Start of Block
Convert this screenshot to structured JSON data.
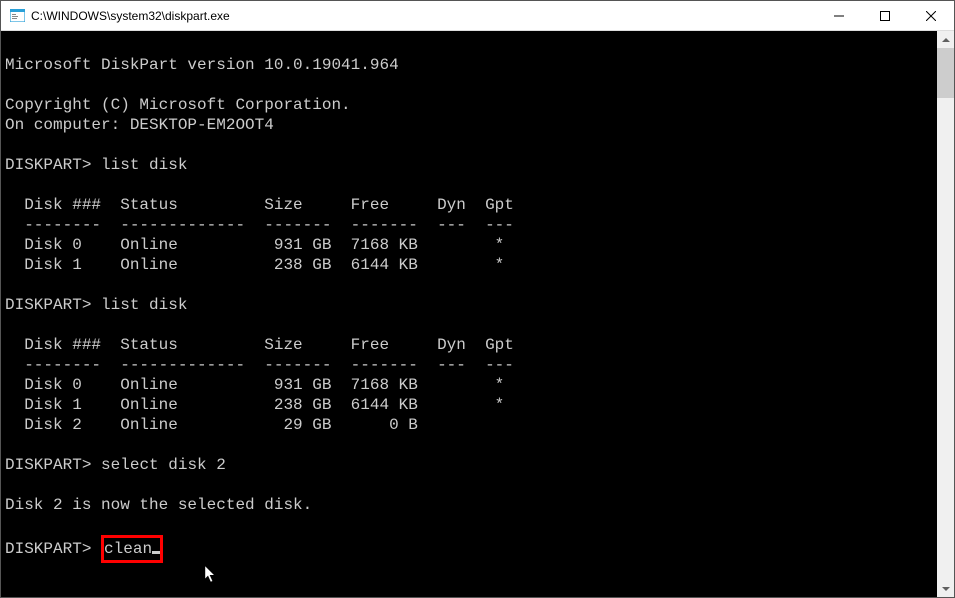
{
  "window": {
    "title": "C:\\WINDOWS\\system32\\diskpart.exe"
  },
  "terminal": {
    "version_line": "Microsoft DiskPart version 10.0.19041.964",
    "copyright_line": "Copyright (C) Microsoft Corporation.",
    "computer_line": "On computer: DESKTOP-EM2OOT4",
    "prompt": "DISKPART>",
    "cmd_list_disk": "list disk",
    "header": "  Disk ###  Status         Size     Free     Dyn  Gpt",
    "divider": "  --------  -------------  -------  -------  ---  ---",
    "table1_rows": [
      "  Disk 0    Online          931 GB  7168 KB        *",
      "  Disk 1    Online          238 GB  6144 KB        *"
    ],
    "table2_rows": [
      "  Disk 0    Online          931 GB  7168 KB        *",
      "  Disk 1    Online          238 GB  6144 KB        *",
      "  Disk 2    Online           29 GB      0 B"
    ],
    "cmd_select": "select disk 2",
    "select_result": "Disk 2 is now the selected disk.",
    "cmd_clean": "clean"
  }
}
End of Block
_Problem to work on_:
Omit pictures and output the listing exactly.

_Response area_:
Convert this screenshot to structured JSON data.
{
  "window": {
    "title": "C:\\WINDOWS\\system32\\diskpart.exe"
  },
  "terminal": {
    "version_line": "Microsoft DiskPart version 10.0.19041.964",
    "copyright_line": "Copyright (C) Microsoft Corporation.",
    "computer_line": "On computer: DESKTOP-EM2OOT4",
    "prompt": "DISKPART>",
    "cmd_list_disk": "list disk",
    "header": "  Disk ###  Status         Size     Free     Dyn  Gpt",
    "divider": "  --------  -------------  -------  -------  ---  ---",
    "table1_rows": [
      "  Disk 0    Online          931 GB  7168 KB        *",
      "  Disk 1    Online          238 GB  6144 KB        *"
    ],
    "table2_rows": [
      "  Disk 0    Online          931 GB  7168 KB        *",
      "  Disk 1    Online          238 GB  6144 KB        *",
      "  Disk 2    Online           29 GB      0 B"
    ],
    "cmd_select": "select disk 2",
    "select_result": "Disk 2 is now the selected disk.",
    "cmd_clean": "clean"
  }
}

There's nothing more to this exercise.